A hundred and twenty historical sites have been identified in the basin of a 400 kilometre stretch of Halil-Rud River in the south of Kerman province. One of these is at Konar Sandal (sites A & B), two mounds a short drive from Jiroft town-centre. Jiroft is 230-kilometres south of the city of Kerman and was previously known as Sabzevaran, a name that describes the verdant fertile valley plain of the Halil River. Indeed, the plain by Iranian standards is so green and fertile that it is called ‘Hend-e Kuchak’ meaning little India. Jiroft is also one of the hottest towns in Iran. A temperature of 57 °C / 135 °F was recorded in August 1933.

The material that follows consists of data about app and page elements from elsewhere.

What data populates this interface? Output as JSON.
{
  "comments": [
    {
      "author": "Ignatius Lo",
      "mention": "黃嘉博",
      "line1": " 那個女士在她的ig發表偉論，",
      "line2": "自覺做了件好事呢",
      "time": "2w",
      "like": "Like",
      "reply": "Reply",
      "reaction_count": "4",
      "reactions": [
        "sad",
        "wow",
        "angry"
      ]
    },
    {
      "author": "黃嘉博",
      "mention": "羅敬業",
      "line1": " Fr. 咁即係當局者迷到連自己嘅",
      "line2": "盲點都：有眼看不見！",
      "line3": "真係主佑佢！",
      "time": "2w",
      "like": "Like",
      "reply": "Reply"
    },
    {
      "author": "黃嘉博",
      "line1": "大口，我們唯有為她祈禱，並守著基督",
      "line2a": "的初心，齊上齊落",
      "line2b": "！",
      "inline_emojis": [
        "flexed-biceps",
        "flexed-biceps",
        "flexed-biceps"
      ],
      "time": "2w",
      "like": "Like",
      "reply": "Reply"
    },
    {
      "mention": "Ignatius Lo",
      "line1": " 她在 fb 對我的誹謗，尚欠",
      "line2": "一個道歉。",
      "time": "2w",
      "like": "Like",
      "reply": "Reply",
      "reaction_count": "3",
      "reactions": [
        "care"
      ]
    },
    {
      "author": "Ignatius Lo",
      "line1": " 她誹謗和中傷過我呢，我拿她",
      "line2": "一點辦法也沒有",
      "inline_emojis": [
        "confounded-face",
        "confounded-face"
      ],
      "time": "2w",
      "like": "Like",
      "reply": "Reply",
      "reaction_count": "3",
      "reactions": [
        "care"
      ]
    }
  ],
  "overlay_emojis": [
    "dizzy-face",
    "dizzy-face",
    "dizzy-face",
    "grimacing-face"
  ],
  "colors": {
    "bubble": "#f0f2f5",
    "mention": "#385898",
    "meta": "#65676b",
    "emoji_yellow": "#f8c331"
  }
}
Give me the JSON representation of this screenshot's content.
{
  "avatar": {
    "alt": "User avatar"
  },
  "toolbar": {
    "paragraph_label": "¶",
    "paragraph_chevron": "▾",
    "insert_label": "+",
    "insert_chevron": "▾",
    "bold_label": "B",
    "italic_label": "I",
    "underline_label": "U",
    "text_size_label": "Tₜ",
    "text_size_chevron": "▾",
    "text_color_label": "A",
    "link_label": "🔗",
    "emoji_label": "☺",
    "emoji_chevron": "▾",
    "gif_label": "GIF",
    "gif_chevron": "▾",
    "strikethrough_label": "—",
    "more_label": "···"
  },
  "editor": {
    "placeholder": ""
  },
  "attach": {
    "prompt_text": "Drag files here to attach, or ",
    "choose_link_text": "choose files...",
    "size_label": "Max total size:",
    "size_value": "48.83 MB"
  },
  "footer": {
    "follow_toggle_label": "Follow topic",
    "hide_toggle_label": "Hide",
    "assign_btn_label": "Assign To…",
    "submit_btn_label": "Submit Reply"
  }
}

Not far from Konar Sandal, flash floods from the Halil River in the year 2000 swept away the topsoil revealing yet another site, this one consisting of a large number of ancient graves. The excavations at Konar Sandal site have also revealed the ruins of a city a kilometre and a half (about a mile) in diameter. The ruins of the ancient settlements at or near Jiroft are said to have been home to a peoples who inhabited the area in 2200 or 2300 BCE – an era in history when writing first began to flourish and traders carried spices and grain, gold, lapis lazuli and ideas along the Aryan trade roads that radiated from Central Asia to the Nile, Indus and China.
The mounds or tepes at Jiroft are also called Qal’eh Kuchak meaning little head. In addition, there are the two mounds, site A that is said to be a ziggurat-like structure 17 metres (54′) high and 400 meters (1280′) on each side at the base, and site B that is said to be a two-story citadel with a base covering nearly 13.5 hectares (33 acres) surrounded by a fortress wall 10.5 metres (34′) thick, and. A ziggurat suggests a pyramid-like structure consisting of tiered platforms, and a citadel suggest a fortified building. The two sites A & B are a couple of kilometres apart.